Background: To define the cardiovascular risk factors for cerebral microbleeds and to investigate the relationship between microbleeds on the one hand, and the volume of age-related white matter hyperintensities (WMH) and atrophy on the other in an elderly population.
Methods: Four hundred and thirty-nine elderly subjects (age range: 72-85; mean: 77) suffering from vascular disease or at high risk for developing this condition were included in this study. For each subject the number and localization of the microbleeds was recorded.
Results: The prevalence of microbleeds in this study was 24%. We found age and a history of hypertension to be risk factors for microbleeds. After regional subdivision systolic blood pressure was found to be a risk factor for microbleeds located in the basal ganglia. A history of hypertension was more prevalent in patients with corticosubcortical and basal ganglia microbleeds.
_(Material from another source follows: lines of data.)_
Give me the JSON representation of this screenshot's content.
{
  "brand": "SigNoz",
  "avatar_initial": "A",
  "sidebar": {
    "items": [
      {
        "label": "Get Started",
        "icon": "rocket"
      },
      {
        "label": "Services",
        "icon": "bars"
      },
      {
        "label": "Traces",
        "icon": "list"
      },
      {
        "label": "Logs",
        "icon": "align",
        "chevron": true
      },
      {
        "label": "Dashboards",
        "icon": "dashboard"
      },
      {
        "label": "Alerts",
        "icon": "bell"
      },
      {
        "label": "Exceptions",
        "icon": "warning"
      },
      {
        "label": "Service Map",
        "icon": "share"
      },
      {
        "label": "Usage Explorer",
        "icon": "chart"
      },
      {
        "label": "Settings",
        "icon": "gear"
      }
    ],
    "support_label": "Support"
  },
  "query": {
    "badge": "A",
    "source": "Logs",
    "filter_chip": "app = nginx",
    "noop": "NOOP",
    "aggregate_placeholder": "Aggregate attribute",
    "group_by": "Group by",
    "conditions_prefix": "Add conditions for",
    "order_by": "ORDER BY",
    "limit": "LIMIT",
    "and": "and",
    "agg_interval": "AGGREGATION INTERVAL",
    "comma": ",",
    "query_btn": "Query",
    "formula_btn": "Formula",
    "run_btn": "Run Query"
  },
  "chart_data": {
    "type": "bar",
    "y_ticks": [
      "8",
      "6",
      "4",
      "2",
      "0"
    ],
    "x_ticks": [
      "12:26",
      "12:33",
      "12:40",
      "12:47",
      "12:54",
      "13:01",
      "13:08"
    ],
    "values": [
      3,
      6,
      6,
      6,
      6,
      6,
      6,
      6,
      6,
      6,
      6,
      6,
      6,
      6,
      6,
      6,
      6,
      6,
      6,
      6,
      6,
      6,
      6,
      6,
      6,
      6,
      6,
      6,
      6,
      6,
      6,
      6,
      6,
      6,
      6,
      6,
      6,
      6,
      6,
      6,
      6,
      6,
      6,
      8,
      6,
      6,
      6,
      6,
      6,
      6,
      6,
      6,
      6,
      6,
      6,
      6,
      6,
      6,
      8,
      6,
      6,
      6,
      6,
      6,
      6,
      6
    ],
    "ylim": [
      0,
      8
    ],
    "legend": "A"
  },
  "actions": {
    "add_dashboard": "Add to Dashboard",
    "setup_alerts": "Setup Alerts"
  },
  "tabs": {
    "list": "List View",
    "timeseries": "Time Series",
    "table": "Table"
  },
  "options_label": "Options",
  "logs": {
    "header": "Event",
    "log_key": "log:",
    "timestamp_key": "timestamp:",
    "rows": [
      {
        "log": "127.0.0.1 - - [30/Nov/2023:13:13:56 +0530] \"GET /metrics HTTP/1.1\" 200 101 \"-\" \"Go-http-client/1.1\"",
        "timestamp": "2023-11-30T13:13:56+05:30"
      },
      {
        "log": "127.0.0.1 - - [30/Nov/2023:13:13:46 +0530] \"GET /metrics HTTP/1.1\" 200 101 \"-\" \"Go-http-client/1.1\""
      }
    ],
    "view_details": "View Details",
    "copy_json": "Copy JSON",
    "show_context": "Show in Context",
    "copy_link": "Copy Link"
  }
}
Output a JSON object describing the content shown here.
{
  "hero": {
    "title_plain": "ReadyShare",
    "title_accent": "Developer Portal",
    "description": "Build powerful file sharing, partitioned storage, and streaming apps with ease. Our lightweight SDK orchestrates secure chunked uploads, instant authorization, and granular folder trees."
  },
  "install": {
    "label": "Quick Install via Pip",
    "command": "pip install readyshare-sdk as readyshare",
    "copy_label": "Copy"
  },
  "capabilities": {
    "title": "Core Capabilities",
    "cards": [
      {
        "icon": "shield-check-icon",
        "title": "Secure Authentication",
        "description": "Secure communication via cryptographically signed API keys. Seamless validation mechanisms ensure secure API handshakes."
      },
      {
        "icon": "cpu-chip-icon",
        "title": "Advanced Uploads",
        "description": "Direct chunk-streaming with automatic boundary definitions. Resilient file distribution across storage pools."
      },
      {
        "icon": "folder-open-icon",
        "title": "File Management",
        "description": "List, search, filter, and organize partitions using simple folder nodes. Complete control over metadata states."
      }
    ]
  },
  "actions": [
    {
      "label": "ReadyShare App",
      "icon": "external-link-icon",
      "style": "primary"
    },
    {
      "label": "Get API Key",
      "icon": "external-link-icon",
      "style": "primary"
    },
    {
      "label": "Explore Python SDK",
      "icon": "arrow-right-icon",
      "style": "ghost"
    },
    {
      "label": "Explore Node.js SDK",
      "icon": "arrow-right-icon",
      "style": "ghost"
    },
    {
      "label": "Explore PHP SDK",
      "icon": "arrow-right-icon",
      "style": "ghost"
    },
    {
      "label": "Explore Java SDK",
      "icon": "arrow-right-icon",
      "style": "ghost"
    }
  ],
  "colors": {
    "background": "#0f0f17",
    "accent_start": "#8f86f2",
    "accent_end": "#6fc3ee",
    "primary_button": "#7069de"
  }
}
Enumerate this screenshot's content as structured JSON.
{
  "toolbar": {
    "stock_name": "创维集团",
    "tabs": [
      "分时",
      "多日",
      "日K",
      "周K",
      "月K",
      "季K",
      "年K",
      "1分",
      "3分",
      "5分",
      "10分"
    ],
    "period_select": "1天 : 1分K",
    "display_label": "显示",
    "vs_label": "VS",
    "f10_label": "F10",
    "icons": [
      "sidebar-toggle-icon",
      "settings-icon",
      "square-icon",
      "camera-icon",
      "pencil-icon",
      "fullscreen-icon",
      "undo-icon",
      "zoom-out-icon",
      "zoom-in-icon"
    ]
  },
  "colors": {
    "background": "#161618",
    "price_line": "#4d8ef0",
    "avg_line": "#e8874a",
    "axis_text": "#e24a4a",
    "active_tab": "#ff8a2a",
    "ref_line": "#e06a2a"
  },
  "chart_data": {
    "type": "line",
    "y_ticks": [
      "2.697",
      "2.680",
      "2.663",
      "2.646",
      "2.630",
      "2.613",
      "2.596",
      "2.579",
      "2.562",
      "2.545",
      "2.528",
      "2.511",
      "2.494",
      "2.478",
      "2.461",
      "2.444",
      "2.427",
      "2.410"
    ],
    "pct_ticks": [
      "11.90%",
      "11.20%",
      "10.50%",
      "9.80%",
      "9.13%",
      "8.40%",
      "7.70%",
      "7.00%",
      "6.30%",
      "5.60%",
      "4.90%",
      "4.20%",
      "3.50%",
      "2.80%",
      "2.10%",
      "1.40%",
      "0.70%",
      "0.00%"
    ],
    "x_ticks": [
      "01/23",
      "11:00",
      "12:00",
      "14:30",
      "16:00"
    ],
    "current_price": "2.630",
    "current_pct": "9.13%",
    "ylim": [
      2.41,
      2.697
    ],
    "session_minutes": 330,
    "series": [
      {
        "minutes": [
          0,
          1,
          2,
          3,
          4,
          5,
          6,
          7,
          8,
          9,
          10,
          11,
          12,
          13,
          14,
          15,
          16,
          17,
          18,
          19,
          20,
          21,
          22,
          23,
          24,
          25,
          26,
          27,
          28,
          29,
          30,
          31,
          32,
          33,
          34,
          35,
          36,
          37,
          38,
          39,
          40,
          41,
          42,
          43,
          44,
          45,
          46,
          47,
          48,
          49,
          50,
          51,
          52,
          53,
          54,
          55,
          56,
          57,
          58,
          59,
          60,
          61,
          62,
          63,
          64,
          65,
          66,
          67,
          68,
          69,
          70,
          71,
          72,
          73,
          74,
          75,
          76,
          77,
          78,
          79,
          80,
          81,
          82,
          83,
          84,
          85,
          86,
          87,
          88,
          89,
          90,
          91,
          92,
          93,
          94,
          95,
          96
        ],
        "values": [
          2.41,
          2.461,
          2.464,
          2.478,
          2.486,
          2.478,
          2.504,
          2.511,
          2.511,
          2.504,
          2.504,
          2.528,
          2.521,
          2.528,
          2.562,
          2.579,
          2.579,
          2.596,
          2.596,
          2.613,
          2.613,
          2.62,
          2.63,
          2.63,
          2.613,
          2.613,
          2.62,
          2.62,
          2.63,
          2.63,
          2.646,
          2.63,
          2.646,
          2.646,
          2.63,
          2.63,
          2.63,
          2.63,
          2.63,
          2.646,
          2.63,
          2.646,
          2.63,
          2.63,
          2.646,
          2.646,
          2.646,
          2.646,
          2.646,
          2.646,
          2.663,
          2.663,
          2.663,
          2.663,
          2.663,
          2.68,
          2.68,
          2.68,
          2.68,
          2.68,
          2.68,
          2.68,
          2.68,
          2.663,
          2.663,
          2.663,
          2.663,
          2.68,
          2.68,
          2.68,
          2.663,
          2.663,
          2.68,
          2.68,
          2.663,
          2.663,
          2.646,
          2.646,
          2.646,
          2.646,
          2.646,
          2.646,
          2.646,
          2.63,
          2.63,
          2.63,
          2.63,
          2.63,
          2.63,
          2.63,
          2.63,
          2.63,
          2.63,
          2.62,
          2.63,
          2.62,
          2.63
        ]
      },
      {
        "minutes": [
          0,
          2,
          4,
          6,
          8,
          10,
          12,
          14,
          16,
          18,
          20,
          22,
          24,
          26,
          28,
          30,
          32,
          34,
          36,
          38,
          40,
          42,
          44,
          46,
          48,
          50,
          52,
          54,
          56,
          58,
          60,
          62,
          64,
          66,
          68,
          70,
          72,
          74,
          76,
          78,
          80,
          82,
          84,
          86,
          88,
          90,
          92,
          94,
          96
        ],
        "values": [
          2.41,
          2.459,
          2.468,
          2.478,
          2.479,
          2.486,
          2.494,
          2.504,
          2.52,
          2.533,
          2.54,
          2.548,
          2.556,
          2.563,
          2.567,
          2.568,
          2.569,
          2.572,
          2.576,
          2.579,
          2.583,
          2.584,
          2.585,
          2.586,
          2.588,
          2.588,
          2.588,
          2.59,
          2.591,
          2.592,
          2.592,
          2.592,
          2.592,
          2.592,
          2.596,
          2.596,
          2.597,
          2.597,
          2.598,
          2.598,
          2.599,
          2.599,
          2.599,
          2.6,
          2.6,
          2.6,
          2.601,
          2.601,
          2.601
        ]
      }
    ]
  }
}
Magnetic resonance imaging risk factors associated with one or more microbleeds were total WMH volume, subcortical WMH volume, and periventricular WMH volume. Total WMH volume and periventricular WMH volume were risk factors for corticosubcortical microbleeds and basal ganglia microbleeds.
Conclusion: A high prevalence of microbleeds was found in a population of patients suffering from vascular disease or at high risk for developing this condition. Age, hypertension and WMH were the most important risk factors for microbleeds, especially when located in the corticosubcortial junction or in the basal ganglia.
Copyright 2008 S. Karger AG, Basel.